As Levine and Takal revealed in the post-screening Q&A session (in addition to the fact that they’re engaged; congrats!), Levine took a page from the playbooks of both Mike Leigh and John Cassavetes by building the picture from improv sessions with his actors, wherein they established and defined their own characters before Levine listened to all the taped sessions and crafted a screenplay from that material. It’s always an intriguing way to make a movie, and Levine and his crew have crafted a film that moves with the natural rhythms of real life, complete with light moments (Levine gets off most of the script’s best lines) and weighty melodrama.

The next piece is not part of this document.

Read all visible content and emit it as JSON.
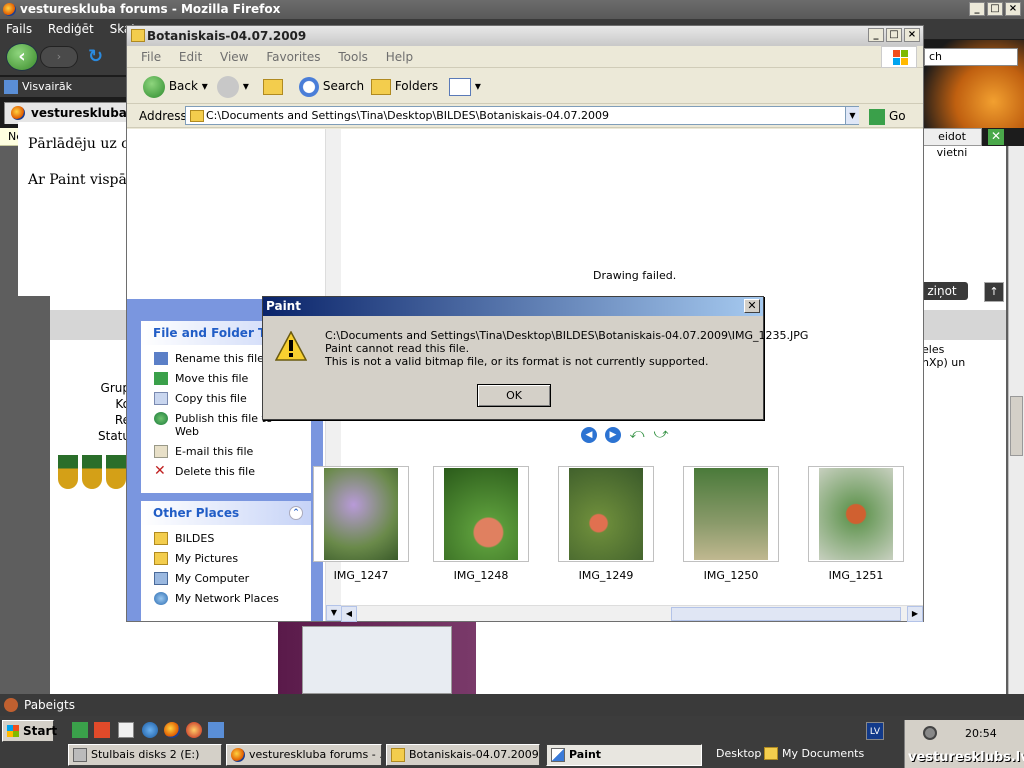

But if there’s a fault with the picture, it’s that in creating characters meant to reveal the flaws that affect us all, Levine and co. forgot to include enough of the good qualities to serve as counterbalance. In short, with rare exception, these are thoroughly obnoxious characters, with Gabi arguably turning out to be the most repellent of all. The Q&A revealed that Gabi’s behavior was largely triggered by the actions of her and Sam’s philandering and neglectful dad, but this aspect doesn’t come through enough in the finished product to serve as a mitigating factor in Gabi’s frequently odious actions. Still, all the performances are exemplary, and Levine’s obvious command of his craft makes his next project — a thriller, he revealed — one worth anticipating.
North Carolina Shorts — As the RiverRun guidebook states, “This year we wanted to highlight some of the local and student films from North Carolina that come through our doors.” To fill the bill, the fest folks selected seven titles, five from university filmmakers. My top three:
* Love Recall — This film lasted all of two minutes (1:47, to be exact) yet has stuck with me the longest. Employing a split screen, writer-director Michael Heil (of Elon University) simultaneously looks at the genesis and deterioration of a relationship.
* Twice As Bright — This effort from writer-director Leo Hageman (of UNC-Wilmington) takes its time getting out of the gate but soon builds in power and poignancy as it follows a man whose late wife reaches out to him from the grave in an unusual manner.
* I’ll Be Seeing You: The Andrews Sisters Tribute Show – Wake Forest University filmmakers Sana Haq and Brenton Richardson pay their own tribute to Erinn Diaz, Serah Haley and Heidi Shafer, the three young women who tour the nation performing Andrews Sisters standards to the delight of World War II veterans and other elderly fans of the beloved musical act of the 1940s.